  • Impact.  Parents want to know if their membership in PTA is going to have a positive impact, if it will benefit their children. You can tell them, emphatically, “Yes!” Decades’ worth of research shows that when parents are involved, students perform better in school. They receive higher grades and test scores, have better school attendance and lower rates of suspension, are more likely to graduate high school, and are more likely to pursue postsecondary education. Children of involved parents also exhibit increased motivation, better self-esteem, less drug and alcohol use, and fewer instances of violent behavior. Those great benefits come from parent involvement, a major focus of PTA.
  • Perceived value. Explain to prospects what they get for their membership dues. In addition to materials and benefits from the local and state PTA, members receive these benefits from National PTA:
    • Online resources at PTA.org, including select articles from Our Children magazine;
    • PTA Takes Action Network, with a monthly electronic newsletter about federal legislation affecting families, schools, and communities, and action alerts that help members make a difference on key issues;
    • Special discounts, offers, and promotions from national companies (see PTA.org/Benefits);
    • Free e-learning courses on PTA basics, as well as on subjects, such as conflict resolution and goal setting, that can be applied to members’ personal lives; and
    • Discounted member rates for the National PTA Convention and on subscriptions to the print version of Our Children.

People like to join organizations that make a difference in the lives of others, are educational and beneficial to the community, allow them to network with successful people, and provide opportunities to have fun. Highlight that your members have opportunities to mix with diverse individuals through local PTA activities. Emphasize once again that for parents the number one benefit of PTA membership is the ability to help their children. For many parents, that is reason enough to join.

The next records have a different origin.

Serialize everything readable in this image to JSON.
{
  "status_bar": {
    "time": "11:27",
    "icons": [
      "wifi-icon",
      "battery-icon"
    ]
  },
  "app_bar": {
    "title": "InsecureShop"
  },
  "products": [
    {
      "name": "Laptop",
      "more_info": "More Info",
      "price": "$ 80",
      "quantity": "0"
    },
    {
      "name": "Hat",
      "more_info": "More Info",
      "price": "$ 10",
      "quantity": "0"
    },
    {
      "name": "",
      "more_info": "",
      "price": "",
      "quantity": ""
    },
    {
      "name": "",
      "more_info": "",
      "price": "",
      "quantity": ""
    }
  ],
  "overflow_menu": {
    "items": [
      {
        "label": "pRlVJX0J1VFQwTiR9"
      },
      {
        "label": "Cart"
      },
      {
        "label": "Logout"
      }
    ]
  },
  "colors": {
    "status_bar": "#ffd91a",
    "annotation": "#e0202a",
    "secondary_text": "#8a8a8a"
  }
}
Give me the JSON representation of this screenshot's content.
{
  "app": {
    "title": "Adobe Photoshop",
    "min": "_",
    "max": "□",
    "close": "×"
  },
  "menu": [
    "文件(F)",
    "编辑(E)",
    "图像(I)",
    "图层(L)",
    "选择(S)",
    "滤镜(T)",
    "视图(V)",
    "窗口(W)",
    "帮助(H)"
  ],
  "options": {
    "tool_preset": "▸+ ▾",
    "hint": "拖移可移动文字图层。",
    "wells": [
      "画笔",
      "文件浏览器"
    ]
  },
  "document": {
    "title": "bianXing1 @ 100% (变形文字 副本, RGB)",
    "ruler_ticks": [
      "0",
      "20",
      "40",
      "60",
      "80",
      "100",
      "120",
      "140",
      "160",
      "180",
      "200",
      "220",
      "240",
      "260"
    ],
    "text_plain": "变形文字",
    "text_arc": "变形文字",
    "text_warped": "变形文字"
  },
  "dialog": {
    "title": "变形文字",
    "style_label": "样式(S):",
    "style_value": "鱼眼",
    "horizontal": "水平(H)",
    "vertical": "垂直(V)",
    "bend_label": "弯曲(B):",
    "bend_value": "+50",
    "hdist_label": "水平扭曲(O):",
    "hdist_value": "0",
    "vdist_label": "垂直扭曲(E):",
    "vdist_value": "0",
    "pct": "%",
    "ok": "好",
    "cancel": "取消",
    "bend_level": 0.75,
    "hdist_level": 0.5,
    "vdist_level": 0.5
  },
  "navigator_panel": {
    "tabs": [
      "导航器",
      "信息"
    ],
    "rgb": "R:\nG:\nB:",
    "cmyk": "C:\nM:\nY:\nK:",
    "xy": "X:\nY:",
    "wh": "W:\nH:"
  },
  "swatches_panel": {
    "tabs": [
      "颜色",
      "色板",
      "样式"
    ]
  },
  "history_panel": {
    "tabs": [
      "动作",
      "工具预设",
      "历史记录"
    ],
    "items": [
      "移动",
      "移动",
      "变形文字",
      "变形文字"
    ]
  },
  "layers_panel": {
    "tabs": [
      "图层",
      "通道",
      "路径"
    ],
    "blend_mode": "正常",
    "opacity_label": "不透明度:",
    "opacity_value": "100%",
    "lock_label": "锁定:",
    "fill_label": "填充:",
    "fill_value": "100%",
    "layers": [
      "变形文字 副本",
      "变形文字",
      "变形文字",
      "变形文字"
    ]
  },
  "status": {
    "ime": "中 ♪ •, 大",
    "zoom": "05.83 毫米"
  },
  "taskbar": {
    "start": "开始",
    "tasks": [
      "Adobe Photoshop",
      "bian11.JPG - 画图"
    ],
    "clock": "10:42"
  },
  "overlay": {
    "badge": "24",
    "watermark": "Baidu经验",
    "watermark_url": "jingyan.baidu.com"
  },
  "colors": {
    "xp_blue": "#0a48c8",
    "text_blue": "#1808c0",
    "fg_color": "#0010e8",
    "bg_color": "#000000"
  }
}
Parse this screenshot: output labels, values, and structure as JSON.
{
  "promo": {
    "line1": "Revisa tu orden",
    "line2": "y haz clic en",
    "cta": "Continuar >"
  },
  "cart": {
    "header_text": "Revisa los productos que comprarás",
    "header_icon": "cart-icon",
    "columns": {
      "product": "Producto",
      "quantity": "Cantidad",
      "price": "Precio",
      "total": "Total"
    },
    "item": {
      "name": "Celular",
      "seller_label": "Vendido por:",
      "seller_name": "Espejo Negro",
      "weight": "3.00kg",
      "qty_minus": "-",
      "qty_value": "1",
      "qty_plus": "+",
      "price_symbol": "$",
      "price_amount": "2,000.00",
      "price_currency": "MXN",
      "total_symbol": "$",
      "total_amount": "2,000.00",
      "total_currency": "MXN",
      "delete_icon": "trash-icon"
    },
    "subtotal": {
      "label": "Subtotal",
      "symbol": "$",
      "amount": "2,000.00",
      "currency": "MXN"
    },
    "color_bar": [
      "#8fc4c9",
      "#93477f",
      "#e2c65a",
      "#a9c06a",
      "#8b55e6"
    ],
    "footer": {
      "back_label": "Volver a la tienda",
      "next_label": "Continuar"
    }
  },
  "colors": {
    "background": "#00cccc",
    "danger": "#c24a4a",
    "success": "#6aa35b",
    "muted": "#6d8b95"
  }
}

  • Cost.  PTA membership is one of the most cost-effective investments parents can make in their children’s education and schools. For an average of two cents a day, parents can help improve their children’s school experiences. PTA members are better connected to their schools, are better informed, and have access to moneysaving discounts and benefits.

 

Source: National PTA Membership Recruitment and Retention Manual